What’s the easiest way to teach a robot arm to stack blocks? That’s the nuanced question to which researchers at Google parent company Alphabet’s DeepMind sought answers during a recent study. AI solutions to the problem invariably require lots of data, which in robotics can be tough to come by. But even assuming there’s enough data to train a machine learning model, it’s nearly useless without human annotation.
The DeepMind scientists found a way to make it work, though, thanks to a system that learns from observation in a simulated environment (MuJoCo) and transfers its learnings to the real world. In a preprint paper detailing their research, they claim their approach can direct a vision-based agent to stack cubes with only five hours of robot data for adaptation.
The work follows on the heels of a related paper from OpenAI last week, which investigated methods of transferring skills from agents in simulation to a real-world robot in order to solve a Rubik’s cube task. Unlike that study, however, which employed a sophisticated robotic hand for object manipulation, the DeepMind team sources a basic Sawyer grasping arm.
The team proposes a two-step procedure for adaptation. In the first, a simulated environment is used to learn a policy that solves the cube-stacking task with synthetic images and proprioception (awareness of the position and movement). Two agents — a state-based agent with access to the simulator state and a vision-based agent that uses raw pixel observations — train simultaneously, with the state-based agent providing data for reinforcement learning of the vision-based agent.
In the second step, unlabeled real image sequences help to adapt the state representation to the real domain, providing a common objective that applies in both simulation and reality. The researchers say it mitigates the negative effects of the gap between simulation and the real robot by leveraging unlabeled data collected by the simulation-trained agent.

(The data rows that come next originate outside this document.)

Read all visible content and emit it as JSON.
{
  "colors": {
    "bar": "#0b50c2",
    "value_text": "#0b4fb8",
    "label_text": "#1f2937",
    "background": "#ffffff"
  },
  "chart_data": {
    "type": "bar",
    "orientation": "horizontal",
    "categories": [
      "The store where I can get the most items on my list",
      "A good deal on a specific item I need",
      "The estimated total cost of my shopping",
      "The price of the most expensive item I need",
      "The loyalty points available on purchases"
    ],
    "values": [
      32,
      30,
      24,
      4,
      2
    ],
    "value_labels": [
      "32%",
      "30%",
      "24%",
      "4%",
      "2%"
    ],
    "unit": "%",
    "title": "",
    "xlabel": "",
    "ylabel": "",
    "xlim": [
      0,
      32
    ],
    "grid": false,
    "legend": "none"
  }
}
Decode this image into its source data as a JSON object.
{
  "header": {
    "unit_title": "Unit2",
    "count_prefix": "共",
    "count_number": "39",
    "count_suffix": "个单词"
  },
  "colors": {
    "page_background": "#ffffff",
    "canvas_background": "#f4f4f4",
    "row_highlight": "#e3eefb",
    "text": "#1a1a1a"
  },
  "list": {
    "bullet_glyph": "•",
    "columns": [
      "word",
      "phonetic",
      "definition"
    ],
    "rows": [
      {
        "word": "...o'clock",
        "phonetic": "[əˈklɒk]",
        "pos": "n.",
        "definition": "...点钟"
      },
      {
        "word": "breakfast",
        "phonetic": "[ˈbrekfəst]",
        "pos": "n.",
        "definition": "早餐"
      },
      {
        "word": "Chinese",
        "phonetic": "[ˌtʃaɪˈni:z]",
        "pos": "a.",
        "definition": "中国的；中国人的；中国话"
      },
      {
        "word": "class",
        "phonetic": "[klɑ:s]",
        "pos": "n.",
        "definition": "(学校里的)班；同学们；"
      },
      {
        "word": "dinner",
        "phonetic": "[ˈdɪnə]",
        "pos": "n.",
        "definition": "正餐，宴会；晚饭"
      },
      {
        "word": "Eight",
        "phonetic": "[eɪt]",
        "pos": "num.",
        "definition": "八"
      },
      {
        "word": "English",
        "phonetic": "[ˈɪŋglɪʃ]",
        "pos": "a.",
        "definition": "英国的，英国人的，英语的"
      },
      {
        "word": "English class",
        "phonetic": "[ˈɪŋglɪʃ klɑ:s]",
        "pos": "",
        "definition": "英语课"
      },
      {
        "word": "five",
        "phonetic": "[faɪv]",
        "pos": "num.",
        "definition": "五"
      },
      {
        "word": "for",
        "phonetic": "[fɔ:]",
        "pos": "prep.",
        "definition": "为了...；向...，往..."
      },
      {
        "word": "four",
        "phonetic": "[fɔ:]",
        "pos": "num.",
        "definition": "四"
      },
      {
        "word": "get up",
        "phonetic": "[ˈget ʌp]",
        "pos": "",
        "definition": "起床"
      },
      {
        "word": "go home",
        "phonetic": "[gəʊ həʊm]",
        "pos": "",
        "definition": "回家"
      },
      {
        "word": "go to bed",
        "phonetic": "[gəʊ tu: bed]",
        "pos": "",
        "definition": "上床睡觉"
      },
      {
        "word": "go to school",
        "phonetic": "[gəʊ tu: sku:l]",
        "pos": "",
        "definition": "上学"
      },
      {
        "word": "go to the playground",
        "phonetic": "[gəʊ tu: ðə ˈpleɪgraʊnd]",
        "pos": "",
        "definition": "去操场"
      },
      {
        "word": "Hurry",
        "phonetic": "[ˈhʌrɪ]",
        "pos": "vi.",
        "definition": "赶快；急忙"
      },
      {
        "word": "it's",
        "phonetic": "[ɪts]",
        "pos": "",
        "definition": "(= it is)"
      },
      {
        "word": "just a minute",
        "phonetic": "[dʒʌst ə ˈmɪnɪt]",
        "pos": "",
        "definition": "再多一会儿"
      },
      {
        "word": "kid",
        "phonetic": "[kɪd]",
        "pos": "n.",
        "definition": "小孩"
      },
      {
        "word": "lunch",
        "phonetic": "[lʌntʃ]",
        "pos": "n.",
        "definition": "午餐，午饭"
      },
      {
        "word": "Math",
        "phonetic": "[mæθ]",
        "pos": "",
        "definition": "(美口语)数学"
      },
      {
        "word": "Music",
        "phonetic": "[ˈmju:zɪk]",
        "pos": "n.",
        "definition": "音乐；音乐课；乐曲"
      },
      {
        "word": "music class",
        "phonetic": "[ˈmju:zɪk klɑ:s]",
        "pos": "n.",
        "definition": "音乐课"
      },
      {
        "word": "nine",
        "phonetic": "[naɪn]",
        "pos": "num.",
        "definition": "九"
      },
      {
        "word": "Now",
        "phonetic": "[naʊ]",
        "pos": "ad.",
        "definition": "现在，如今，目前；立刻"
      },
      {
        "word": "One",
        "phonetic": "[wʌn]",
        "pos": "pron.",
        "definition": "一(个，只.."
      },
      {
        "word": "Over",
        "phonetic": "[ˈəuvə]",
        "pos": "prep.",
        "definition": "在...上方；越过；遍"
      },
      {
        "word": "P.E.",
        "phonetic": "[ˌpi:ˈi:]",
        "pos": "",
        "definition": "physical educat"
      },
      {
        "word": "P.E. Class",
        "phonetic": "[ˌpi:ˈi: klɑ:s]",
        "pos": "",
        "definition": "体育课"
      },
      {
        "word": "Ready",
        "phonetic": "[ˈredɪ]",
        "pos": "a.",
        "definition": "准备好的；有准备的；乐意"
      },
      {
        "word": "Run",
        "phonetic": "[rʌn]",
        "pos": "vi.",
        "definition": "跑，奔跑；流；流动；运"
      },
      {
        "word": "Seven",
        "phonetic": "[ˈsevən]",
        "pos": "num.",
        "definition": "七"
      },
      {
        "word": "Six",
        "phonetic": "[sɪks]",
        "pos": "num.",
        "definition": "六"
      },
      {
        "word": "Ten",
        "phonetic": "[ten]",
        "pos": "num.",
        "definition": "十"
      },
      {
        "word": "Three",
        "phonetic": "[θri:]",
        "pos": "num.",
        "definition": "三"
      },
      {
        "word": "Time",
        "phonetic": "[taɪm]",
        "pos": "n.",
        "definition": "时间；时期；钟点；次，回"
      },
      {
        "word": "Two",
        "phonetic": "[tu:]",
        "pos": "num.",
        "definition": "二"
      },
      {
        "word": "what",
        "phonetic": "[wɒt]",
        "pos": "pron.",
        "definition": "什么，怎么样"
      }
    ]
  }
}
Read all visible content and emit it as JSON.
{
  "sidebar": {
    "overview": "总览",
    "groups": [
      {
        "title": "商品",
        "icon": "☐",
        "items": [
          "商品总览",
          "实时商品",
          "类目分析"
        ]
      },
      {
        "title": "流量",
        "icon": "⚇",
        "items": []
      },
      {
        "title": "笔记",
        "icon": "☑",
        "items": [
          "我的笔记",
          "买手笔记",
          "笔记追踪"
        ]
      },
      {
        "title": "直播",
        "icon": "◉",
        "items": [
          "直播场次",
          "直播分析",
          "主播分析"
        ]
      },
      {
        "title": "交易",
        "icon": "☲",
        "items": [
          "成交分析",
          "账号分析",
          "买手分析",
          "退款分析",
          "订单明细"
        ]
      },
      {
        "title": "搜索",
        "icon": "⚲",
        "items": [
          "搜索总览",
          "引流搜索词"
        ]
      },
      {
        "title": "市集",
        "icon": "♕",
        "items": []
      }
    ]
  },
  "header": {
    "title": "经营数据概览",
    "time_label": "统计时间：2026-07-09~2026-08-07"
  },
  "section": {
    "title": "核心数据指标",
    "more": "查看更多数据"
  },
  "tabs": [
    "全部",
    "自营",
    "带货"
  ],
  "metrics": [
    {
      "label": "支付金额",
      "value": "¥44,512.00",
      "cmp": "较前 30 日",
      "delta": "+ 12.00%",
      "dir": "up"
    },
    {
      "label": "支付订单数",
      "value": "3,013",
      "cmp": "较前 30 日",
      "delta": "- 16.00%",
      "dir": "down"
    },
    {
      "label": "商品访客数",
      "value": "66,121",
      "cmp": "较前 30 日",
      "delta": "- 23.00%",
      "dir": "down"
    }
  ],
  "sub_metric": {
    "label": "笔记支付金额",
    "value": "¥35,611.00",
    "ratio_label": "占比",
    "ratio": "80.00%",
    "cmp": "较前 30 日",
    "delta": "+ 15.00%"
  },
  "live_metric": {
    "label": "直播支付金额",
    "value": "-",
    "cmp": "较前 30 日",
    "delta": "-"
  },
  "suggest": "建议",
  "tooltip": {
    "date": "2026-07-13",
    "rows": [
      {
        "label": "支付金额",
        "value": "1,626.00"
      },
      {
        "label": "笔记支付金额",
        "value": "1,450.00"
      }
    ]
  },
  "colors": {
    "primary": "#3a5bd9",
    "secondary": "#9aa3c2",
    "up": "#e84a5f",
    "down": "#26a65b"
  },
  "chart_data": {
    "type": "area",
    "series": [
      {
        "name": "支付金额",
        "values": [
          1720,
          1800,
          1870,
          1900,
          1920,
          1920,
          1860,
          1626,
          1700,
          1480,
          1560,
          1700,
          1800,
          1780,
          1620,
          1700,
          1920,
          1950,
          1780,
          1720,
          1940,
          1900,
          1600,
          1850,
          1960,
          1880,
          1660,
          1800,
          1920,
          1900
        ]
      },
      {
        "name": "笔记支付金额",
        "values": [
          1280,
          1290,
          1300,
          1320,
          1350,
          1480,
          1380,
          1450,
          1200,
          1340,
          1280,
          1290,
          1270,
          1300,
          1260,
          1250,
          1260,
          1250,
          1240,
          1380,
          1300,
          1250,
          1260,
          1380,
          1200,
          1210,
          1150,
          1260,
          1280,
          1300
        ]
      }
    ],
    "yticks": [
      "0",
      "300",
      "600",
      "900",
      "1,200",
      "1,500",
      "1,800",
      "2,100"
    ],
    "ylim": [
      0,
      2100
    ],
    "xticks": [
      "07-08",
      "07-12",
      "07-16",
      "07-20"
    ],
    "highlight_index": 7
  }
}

In experiments, the researchers report that their “sim-to-real” transfer learning method yielded a “clear improvement” over domain randomization and other self-supervised adaptation techniques. On average, it successfully stacked the cube 62% of the time — far better than the baseline’s 12% success rate.
“Our agent interacts with the real world from vision which makes our method applicable to a large set of manipulation tasks,” wrote the coauthors of the paper. “The cube stacking task emphasizes the generality of our approach for long horizon manipulation tasks. Most importantly, [it’s] able to make better use of the available unlabeled real world data resulting in higher stacking performance.”